[The problem] Only lines containing the word "bowl" belong in the answer; copy each one from the records.

[Given data]
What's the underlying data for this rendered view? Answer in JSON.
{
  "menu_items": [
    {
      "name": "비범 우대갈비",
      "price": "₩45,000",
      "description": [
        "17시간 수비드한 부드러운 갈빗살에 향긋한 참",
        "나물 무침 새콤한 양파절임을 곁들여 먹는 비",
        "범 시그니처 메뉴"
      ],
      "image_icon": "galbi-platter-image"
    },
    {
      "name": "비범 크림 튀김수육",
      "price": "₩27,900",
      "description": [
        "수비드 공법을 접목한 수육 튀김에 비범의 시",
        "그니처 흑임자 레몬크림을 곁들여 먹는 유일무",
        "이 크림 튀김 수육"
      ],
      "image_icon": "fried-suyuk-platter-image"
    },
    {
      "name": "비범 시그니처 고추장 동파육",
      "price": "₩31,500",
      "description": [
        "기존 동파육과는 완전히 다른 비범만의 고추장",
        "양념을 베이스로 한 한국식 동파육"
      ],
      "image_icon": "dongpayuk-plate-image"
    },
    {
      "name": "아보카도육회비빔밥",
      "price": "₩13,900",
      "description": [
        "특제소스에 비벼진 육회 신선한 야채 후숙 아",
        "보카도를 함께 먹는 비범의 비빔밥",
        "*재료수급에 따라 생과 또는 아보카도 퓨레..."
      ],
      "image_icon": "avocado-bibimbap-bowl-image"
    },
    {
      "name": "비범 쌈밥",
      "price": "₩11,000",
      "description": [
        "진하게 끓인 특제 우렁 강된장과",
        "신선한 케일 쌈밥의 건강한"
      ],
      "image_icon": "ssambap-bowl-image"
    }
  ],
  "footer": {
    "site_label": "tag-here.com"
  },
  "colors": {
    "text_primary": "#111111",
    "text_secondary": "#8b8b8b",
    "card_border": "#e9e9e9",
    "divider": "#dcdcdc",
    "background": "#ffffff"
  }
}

[Response area]
      "image_icon": "avocado-bibimbap-bowl-image"
      "image_icon": "ssambap-bowl-image"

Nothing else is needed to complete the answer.